I truly hope these two can be adopted together as they clearly love each other. All they need is the right family...and a little time to grow hair and toenails.

Enjoy a little peek behind the scenes at Lila & Buster's photo shoot and then please do share these two and help the perfect family find them!

For more info on adopting Lila and Buster, please visit SacCountyDogs.com.

And a great big shout out to Shannon for giving her heart, time and talent to the dogs each week. She does it all with such grace and love.

(If you cannot see the video below, please view it HERE.)



Update 4.1.15: Buster and Lila have been adopted. They went to separate homes and hopefully will be just fine with their new families. I have to admit I'm a little sad though that they didn't go home together.
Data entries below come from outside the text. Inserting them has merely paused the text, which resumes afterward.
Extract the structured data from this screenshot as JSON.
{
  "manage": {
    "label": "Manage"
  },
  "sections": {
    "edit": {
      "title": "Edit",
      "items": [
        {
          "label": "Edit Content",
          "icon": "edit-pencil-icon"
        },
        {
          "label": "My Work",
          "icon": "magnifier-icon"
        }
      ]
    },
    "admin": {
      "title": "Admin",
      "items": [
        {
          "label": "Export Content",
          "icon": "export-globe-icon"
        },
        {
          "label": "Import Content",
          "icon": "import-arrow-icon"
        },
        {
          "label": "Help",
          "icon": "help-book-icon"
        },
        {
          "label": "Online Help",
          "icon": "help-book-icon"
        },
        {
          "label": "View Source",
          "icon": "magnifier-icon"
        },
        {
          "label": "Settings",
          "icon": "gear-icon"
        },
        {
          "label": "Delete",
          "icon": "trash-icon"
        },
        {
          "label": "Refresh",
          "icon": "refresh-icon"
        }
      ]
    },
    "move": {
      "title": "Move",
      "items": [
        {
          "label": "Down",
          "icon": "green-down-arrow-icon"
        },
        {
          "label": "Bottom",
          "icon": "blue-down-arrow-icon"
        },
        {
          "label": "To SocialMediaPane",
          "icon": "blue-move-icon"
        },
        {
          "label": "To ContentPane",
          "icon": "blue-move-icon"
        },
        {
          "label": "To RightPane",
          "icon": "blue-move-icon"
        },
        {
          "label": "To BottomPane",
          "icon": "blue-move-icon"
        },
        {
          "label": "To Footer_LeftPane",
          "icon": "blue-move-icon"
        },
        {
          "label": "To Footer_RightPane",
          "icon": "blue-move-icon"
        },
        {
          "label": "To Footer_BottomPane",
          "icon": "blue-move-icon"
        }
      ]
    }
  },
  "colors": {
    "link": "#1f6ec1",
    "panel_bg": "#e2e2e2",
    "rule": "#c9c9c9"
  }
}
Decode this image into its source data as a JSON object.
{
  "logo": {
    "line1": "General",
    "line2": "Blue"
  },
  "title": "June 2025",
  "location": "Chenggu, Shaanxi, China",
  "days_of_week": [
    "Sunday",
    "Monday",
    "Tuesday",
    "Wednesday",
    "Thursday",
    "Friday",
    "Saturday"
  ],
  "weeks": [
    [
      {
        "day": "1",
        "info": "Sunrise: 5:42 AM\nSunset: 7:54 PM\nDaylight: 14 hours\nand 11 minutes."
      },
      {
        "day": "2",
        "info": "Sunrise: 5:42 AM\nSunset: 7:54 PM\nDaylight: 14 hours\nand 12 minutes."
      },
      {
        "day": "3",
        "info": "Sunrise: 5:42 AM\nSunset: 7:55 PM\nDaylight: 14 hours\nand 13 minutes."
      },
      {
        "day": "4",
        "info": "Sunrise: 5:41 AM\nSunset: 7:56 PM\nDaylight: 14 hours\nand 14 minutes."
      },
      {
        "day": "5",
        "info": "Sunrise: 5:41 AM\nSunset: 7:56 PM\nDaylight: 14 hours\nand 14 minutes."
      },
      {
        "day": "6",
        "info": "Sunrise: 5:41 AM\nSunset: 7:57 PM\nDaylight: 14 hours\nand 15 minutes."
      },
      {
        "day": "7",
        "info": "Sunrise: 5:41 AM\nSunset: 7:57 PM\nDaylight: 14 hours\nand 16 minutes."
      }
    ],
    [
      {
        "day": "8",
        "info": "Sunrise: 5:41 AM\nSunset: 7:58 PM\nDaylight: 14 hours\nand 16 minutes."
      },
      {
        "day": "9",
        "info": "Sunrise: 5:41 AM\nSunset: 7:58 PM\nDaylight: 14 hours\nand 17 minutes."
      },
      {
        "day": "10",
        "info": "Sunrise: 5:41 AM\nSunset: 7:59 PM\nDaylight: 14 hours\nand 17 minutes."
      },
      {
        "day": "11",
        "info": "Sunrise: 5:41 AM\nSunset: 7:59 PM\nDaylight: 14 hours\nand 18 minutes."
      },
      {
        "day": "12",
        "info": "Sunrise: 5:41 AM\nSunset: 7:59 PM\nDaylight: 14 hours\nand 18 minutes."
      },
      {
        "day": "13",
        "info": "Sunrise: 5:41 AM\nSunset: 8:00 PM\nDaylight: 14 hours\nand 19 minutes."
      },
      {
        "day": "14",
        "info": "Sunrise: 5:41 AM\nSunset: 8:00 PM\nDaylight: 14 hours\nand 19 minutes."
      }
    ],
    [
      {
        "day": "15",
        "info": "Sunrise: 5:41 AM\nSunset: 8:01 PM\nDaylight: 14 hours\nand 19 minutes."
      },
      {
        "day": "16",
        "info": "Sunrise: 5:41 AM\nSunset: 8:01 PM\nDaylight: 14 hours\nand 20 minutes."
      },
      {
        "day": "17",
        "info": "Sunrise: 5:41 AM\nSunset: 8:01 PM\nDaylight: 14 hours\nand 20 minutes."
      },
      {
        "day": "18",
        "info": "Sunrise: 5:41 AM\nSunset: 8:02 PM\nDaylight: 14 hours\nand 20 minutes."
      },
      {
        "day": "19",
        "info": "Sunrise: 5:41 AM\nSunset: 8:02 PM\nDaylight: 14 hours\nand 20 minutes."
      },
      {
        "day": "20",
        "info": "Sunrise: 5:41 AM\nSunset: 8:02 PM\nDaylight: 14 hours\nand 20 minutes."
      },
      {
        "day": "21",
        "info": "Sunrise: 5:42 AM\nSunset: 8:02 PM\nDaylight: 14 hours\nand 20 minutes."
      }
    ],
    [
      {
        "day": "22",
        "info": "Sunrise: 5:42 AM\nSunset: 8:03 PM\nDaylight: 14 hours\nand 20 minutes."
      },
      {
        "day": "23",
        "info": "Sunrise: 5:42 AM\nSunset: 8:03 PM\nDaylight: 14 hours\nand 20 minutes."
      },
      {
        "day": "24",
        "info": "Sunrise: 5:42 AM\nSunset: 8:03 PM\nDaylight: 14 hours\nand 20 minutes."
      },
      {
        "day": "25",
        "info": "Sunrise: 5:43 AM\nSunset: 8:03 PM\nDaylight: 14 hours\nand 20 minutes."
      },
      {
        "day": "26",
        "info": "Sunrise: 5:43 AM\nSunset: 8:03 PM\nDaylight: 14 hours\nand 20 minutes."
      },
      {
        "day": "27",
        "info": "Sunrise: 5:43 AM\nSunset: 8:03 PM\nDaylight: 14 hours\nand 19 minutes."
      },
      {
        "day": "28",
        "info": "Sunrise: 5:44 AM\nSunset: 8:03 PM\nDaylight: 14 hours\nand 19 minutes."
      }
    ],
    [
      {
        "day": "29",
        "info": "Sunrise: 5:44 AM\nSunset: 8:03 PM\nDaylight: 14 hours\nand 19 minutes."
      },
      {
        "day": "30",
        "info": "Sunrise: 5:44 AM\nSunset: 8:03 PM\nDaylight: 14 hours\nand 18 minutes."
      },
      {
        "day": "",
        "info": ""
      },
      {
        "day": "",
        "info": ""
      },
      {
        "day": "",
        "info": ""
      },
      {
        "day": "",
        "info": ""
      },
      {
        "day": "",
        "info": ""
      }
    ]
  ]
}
The Wonderful Mystery Behind Shelter Dogs | Ron

(Update 3.23.15: Dolly has been adopted!)

Dolly exploded from her kennel. I barely caught her collar as she darted past me. She wriggled and leaped and twirled as I finally managed to clasp her to my leash.

And then we were off. In a furious charge to the exit.

Dolly jumped. She grabbed my leg. Then my other leg. And then as we hit daylight, she decided to go into a touchdown celebration dance. 

Oh no, I thought to myself, this is not going to be a pleasant walk.

I was wrong.

In a matter of minutes, Dolly was walking peacefully at my side like she had been my dog for years. I admired her snow-white face and brindle body as she strode through the sunshine. But I soon began to notice something. She had no interest in sniffing anything. Not a plant. Or a tree. Or the grass.

Kinda odd. Dogs love to sniff. Especially dogs that have been cooped up in a concrete kennel for most of the day. But Dolly was different. She wanted to do two things: Chomp on chicken and stroll lazily. That was fine by me, but it made me want to know her backstory. Was Dolly a city dwelling dog who never really got a chance to romp in the grass? Was she simply kept on the side of house in one of those long, paved dog runs? 

That's the thing with shelter dogs. They're kind of a mystery. You only get hints of their past by their behavior in the present.

For Dolly, I suppose it doesn't much matter. She's a good dog. A very good dog.


Enjoy Dolly's photos from her glamour shoot with Shannon Skalinsky today and the video that Chloe made of her. Dolly got lucky and found her forever home quickly, but many more dogs need home. For more information, visit PBSOC.

(If you cannot view the video below, please visit HERE.)